Concisely, rhetoric is the art that expresses liberalism for change on a particular system to realize success (Crocker, 1967). President Barrack Obama has been successful in his rhetoric. He realized a problem in the education policy and critically assessed it to understand the root of major problems in America such as high rate of unemployment and economic crisis. Therefore, he designed his address with logical arguments, impact on emotions to influence belief and attitudes and upheld his reputation in terms of taking affirmative actions on the students’ welfare. His vision is an America with graduates who can get the required jobs and boost the economy in the various industries they subscribe to for a living. Therefore, his rhetoric has managed to convince me that the interest rates of student loans should not be hiked.
Aristotle, ., Roberts, W. R., Bywater, I., & In Solmsen, F. (1954). Rhetoric. New York: Modern Library.
Carr, P. R., & Porfilio, B. J. (2011). The phenomenon of Obama and the agenda for education: Can hope audaciously trump neoliberalism?. Charlotte, NC: Information Age Pub.

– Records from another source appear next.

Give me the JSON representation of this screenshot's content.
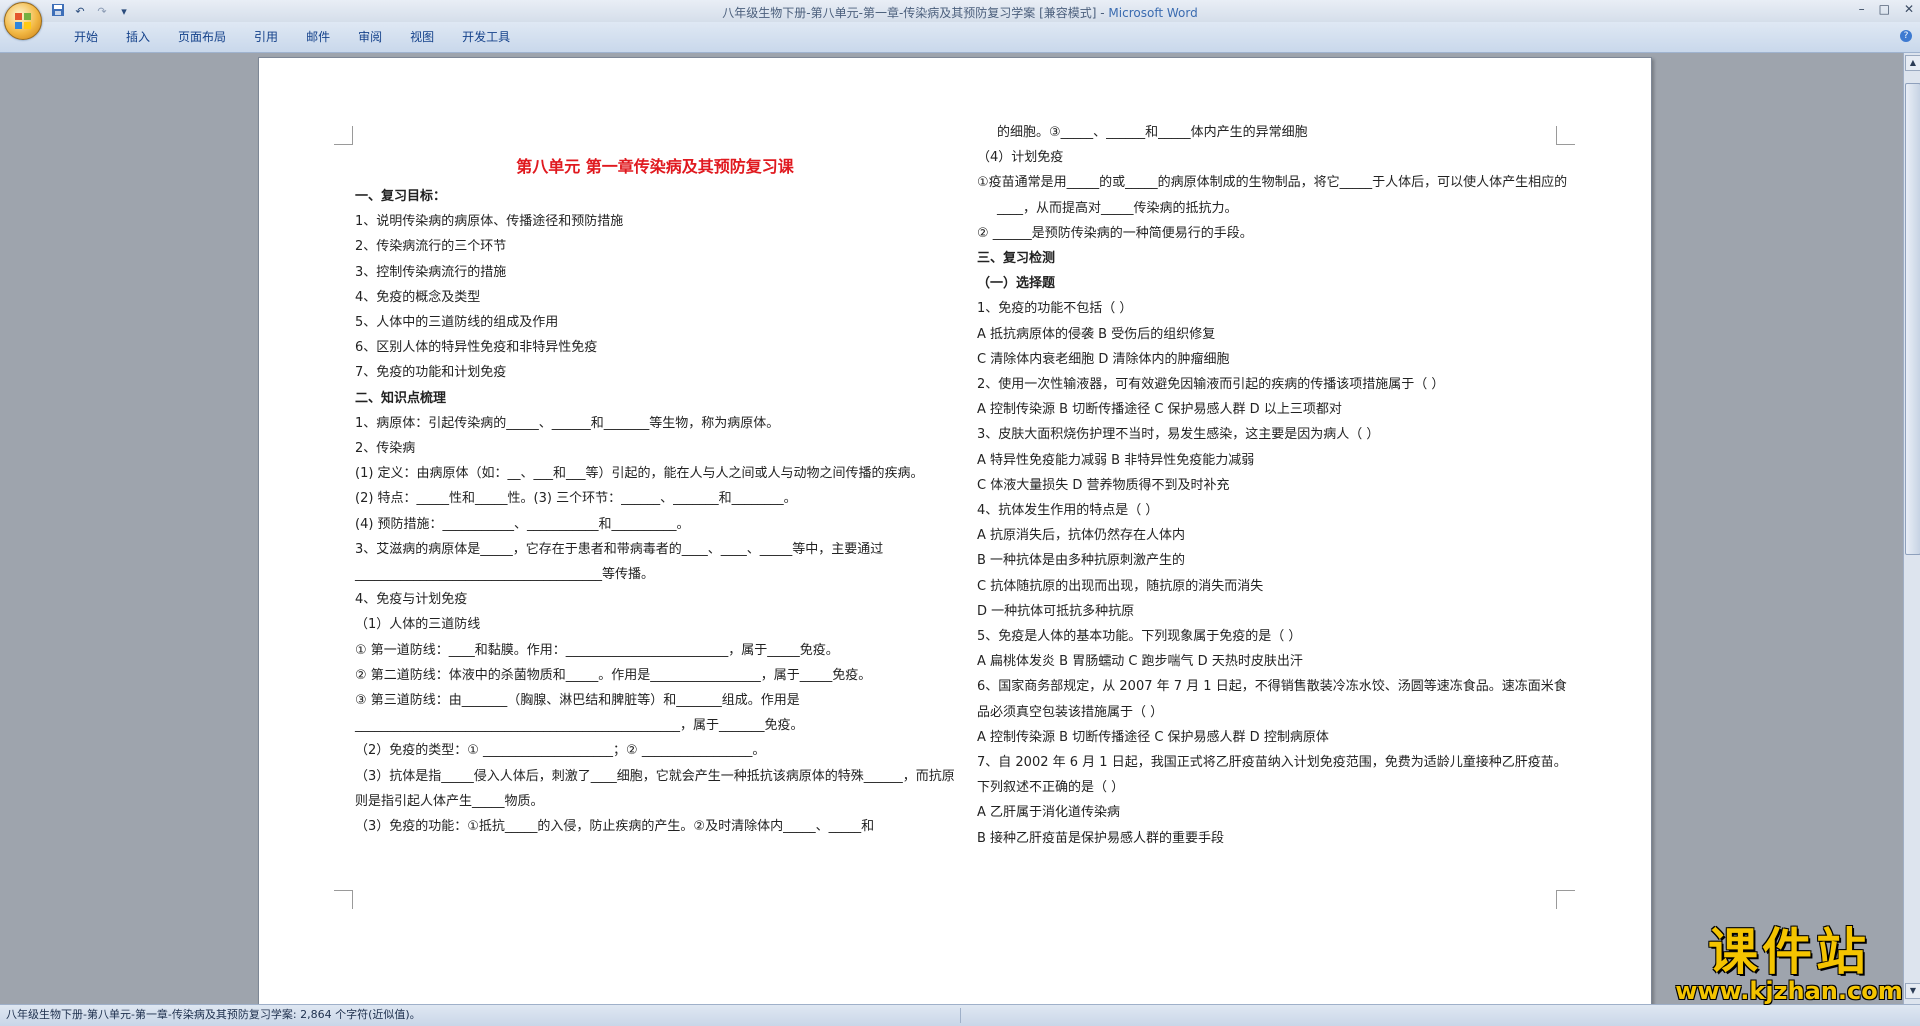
{
  "window": {
    "title_doc": "八年级生物下册-第八单元-第一章-传染病及其预防复习学案 [兼容模式]",
    "title_sep": " - ",
    "title_app": "Microsoft Word",
    "qat": {
      "save_icon": "save-icon",
      "undo_icon": "undo-icon",
      "redo_icon": "redo-icon",
      "more_icon": "customize-icon"
    }
  },
  "ribbon": {
    "tabs": [
      "开始",
      "插入",
      "页面布局",
      "引用",
      "邮件",
      "审阅",
      "视图",
      "开发工具"
    ]
  },
  "document": {
    "title": "第八单元    第一章传染病及其预防复习课",
    "left_column": [
      "一、复习目标：",
      "1、说明传染病的病原体、传播途径和预防措施",
      "2、传染病流行的三个环节",
      "3、控制传染病流行的措施",
      "4、免疫的概念及类型",
      "5、人体中的三道防线的组成及作用",
      "6、区别人体的特异性免疫和非特异性免疫",
      "7、免疫的功能和计划免疫",
      "二、知识点梳理",
      "1、病原体：引起传染病的_____、______和_______等生物，称为病原体。",
      "2、传染病",
      "(1) 定义：由病原体（如：__、___和___等）引起的，能在人与人之间或人与动物之间传播的疾病。",
      "(2) 特点：_____性和_____性。(3) 三个环节：______、_______和________。",
      "(4) 预防措施：___________、___________和__________。",
      "3、艾滋病的病原体是_____，它存在于患者和带病毒者的____、____、_____等中，主要通过______________________________________等传播。",
      "4、免疫与计划免疫",
      "（1）人体的三道防线",
      "① 第一道防线：____和黏膜。作用：_________________________，属于_____免疫。",
      "② 第二道防线：体液中的杀菌物质和_____。作用是_________________，属于_____免疫。",
      "③ 第三道防线：由_______（胸腺、淋巴结和脾脏等）和_______组成。作用是__________________________________________________，属于_______免疫。",
      "（2）免疫的类型：① ____________________；② _________________。",
      "（3）抗体是指_____侵入人体后，刺激了____细胞，它就会产生一种抵抗该病原体的特殊______，而抗原则是指引起人体产生_____物质。",
      "（3）免疫的功能：①抵抗_____的入侵，防止疾病的产生。②及时清除体内_____、_____和"
    ],
    "right_column": [
      "的细胞。③_____、______和_____体内产生的异常细胞",
      "（4）计划免疫",
      "①疫苗通常是用_____的或_____的病原体制成的生物制品，将它_____于人体后，可以使人体产生相应的____，从而提高对_____传染病的抵抗力。",
      "② ______是预防传染病的一种简便易行的手段。",
      "三、复习检测",
      "（一）选择题",
      "1、免疫的功能不包括（    ）",
      "A 抵抗病原体的侵袭  B 受伤后的组织修复",
      "C 清除体内衰老细胞  D 清除体内的肿瘤细胞",
      "2、使用一次性输液器，可有效避免因输液而引起的疾病的传播该项措施属于（  ）",
      "A 控制传染源  B 切断传播途径    C 保护易感人群      D 以上三项都对",
      "3、皮肤大面积烧伤护理不当时，易发生感染，这主要是因为病人（    ）",
      "A 特异性免疫能力减弱    B 非特异性免疫能力减弱",
      "C 体液大量损失          D 营养物质得不到及时补充",
      "4、抗体发生作用的特点是（    ）",
      "A 抗原消失后，抗体仍然存在人体内",
      "B 一种抗体是由多种抗原刺激产生的",
      "C 抗体随抗原的出现而出现，随抗原的消失而消失",
      "D 一种抗体可抵抗多种抗原",
      "5、免疫是人体的基本功能。下列现象属于免疫的是（   ）",
      "A 扁桃体发炎   B 胃肠蠕动   C 跑步喘气   D 天热时皮肤出汗",
      "6、国家商务部规定，从 2007 年 7 月 1 日起，不得销售散装冷冻水饺、汤圆等速冻食品。速冻面米食品必须真空包装该措施属于（    ）",
      "A 控制传染源     B 切断传播途径      C 保护易感人群      D 控制病原体",
      "7、自 2002 年 6 月 1 日起，我国正式将乙肝疫苗纳入计划免疫范围，免费为适龄儿童接种乙肝疫苗。下列叙述不正确的是（    ）",
      "A 乙肝属于消化道传染病",
      "B 接种乙肝疫苗是保护易感人群的重要手段"
    ]
  },
  "status_bar": {
    "text": "八年级生物下册-第八单元-第一章-传染病及其预防复习学案: 2,864 个字符(近似值)。"
  },
  "watermark": {
    "main": "课件站",
    "url": "www.kjzhan.com"
  },
  "colors": {
    "title_red": "#e0191f",
    "ribbon_bg": "#c9d8eb",
    "workspace": "#9ea4ad",
    "watermark_yellow": "#f4c400"
  }
}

Crocker, L. (1967). Rhetorical analysis of speeches. Boston: Allyn and Bacon.
Henderson, A. D., & Henderson, J. G. (1974). Higher education in America: [problems, priorities, and prospects]. San Francisco: Jossey-Bass.
Shipler, D. K. (2005). The working poor: Invisible in America. New York: Vintage Books.
Spence, G. (1995). How to argue and win every time: At home, at work, in court, everywhere, every day. New York: St. Martin’s Press.
The White House (April 21, 2012). WEEKLY ADDRESS: Calling on Congress to Prevent Student Interest Rates from Doubling. Retrieved from http://www.whitehouse.gov/the-press-office/2012/04/21/weekly-address-calling-congress-prevent-student-interest-rates-doubling
Trepanier, L. (2011). Political rhetoric and leadership in democracy. Cedar City, Utah: Southern Utah Nelson, P. E., & Pearson, J. C. (2005). Confidence in public speaking. Los Angeles, Calif: Roxbury Pub. University Press.